Speaking of those noncooking nights, we set aside 12 percent of our budget for going out. This also includes bars and taxis home. Mike and I padded this part of our expenses a bit because we're following commenter Ngstockard's advice: "Know your pain points—the things on which you each tend to spend carelessly." We know that we eat out more than we should—but at the end of a long work week, we like to treat ourselves to a moderately fancy dinner, and we're budgeting for that accordingly.

We also like to see movies at the theater, even though we have a fairly extensive cable package. So we put aside 3 percent of our budget for entertainment, which also includes my book habit (yes, I still buy the paper kind, and we share them). We decided that his DVD purchases would be part of the joint account, too, since I enjoy watching those special features on Zodiac as much as he does. Cable, Internet, and utilities make up 4 percent of our budget.

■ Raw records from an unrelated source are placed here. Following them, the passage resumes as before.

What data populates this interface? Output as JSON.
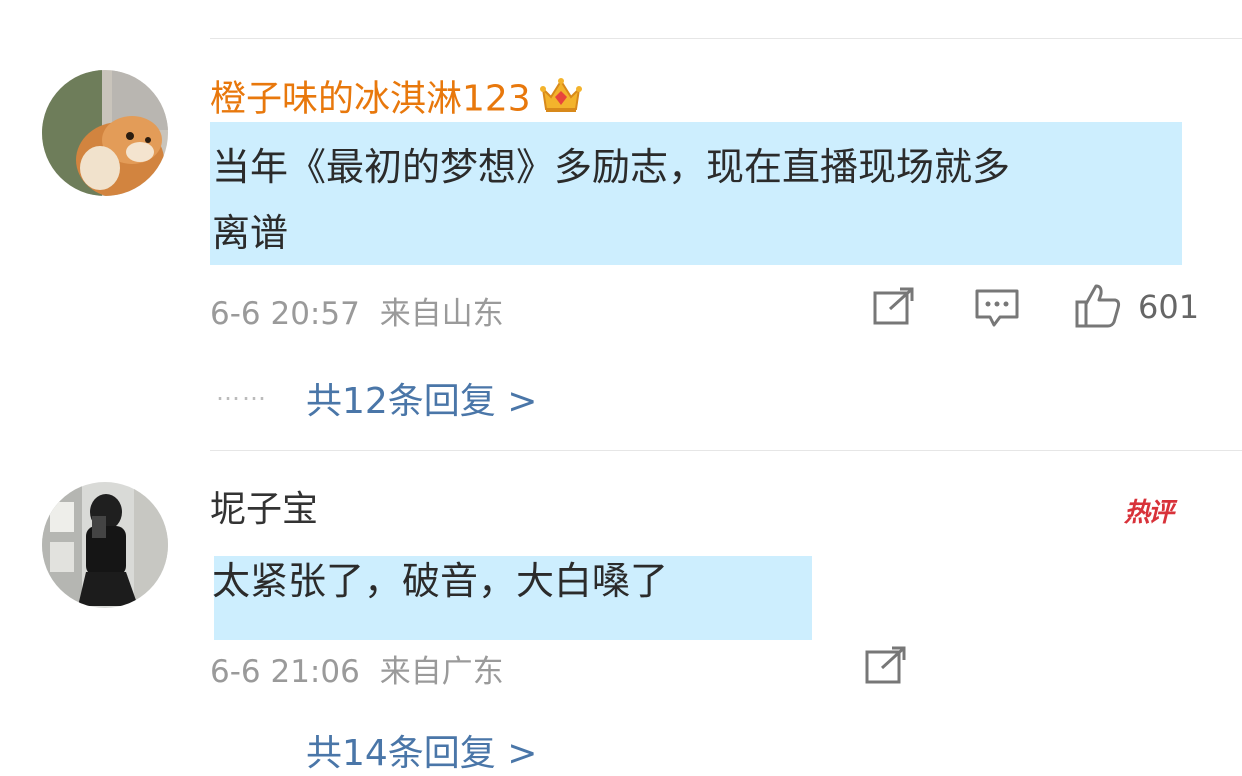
{
  "comments": [
    {
      "username": "橙子味的冰淇淋123",
      "text_line1": "当年《最初的梦想》多励志，现在直播现场就多",
      "text_line2": "离谱",
      "time": "6-6 20:57",
      "location": "来自山东",
      "likes": "601",
      "replies_label": "共12条回复 >",
      "dots": "……"
    },
    {
      "username": "坭子宝",
      "badge": "热评",
      "text_line1": "太紧张了，破音，大白嗓了",
      "time": "6-6 21:06",
      "location": "来自广东",
      "replies_label": "共14条回复 >"
    }
  ],
  "colors": {
    "highlight": "#cdeefe",
    "username_vip": "#e8780c",
    "reply_link": "#4a76a8",
    "hot_badge": "#d8323a"
  }
}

We're lucky to have no debt, so our final shared expense is savings. Currently we've decided to set aside 8 percent of our salaries each month to put into a joint savings account, in addition to the portion of our pretax salaries that we're putting in our respective 401(k)s. This is lower than most of the recommendations I've seen in my reading on this subject: The most common advice is to save between 10 and 20 percent of your after-tax salaries. Many commenters advocate an even more cautious savings plan—reader Jason Wetzel recommends living on one person's salary and banking the rest—but that doesn't seem feasible for us right now.

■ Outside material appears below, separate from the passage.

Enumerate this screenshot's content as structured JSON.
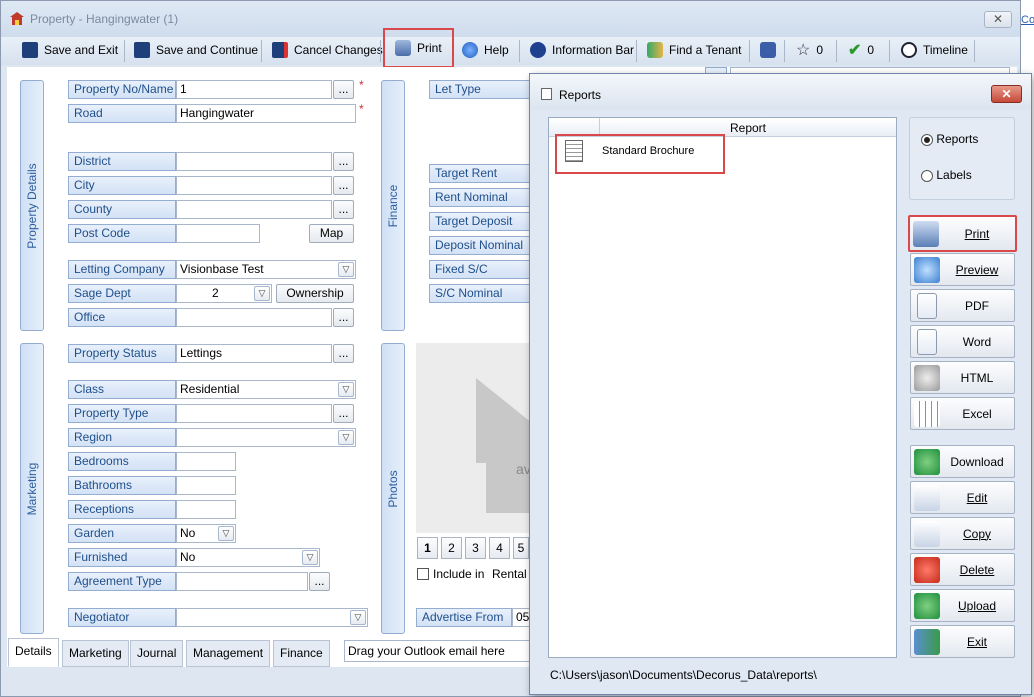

That said, this savings plan is just an opening gambit—Mike and I are leaving a lot of leeway in our shared budget on purpose, erring on the side of overestimating our joint expenses so that we won't be overdrawing the shared account. As I noted in a previous piece, overly restrictive budgets are as impossible to adhere to as overly restrictive diets. Whatever we have left over each month, we'll put into our savings account as well.


That leaves 14 percent for each of us to put in our individual accounts and spend as we please. Clothing is still considered an individual expense. I'll also pay for lunch and dinner out with my friends from my own account. Still, this is a nice chunk of money, and I hope that I will not spend all of it each month. Already, I'm finding myself cutting down on unnecessary expenses. For instance, my friends were all cooing about this amazing sample sale with marked-down Isabel Marant and bargains on my beloved Rachel Comey. Normally I would have scurried on over to Fort Greene to check it out, but this time I stayed away—I don't really need any new clothes right now, and putting a down payment on a house feels like a tangible thing to save for instead. By avoiding the clothing bonanza, I am following commenter Ingber's sage counsel: "Find something that really motivates you to curb your spending."

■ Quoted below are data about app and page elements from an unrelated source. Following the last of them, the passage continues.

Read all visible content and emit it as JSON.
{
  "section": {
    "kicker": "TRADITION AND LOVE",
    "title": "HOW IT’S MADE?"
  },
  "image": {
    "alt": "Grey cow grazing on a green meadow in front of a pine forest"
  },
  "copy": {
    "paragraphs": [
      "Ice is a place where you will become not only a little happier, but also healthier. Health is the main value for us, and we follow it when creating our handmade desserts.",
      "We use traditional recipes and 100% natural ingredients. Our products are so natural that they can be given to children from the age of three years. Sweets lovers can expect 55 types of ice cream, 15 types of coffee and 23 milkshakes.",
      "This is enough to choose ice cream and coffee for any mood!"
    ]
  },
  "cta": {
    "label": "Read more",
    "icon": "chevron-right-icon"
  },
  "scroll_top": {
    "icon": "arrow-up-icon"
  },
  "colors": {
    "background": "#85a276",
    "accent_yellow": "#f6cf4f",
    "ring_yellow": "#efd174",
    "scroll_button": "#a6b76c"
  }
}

Full disclosure: Neither Mike nor I loved working out this budget, even though we agreed on most things without much fuss. I've resigned myself to the fact that talking about money is never going to be sunshine and lollipops for us. However, I felt a great sense of relief once we had drawn some actionable conclusions. Even though we didn't follow the advice of every reader (which would have been impossible), I am confident that we made the right decisions for ourselves, for now. In this way we are listening to the advice of reader Melissa, who says, "Swim against the stream and follow your gut."

There was lots of great advice from readers that didn't necessarily apply to Mike and me, so I wanted to give you a chance to vote on what you think is the best piece of financial wisdom for newly married couples. Check out the poll below and vote! I'll write up the results next week.

Like Slate on Facebook. Follow us on Twitter.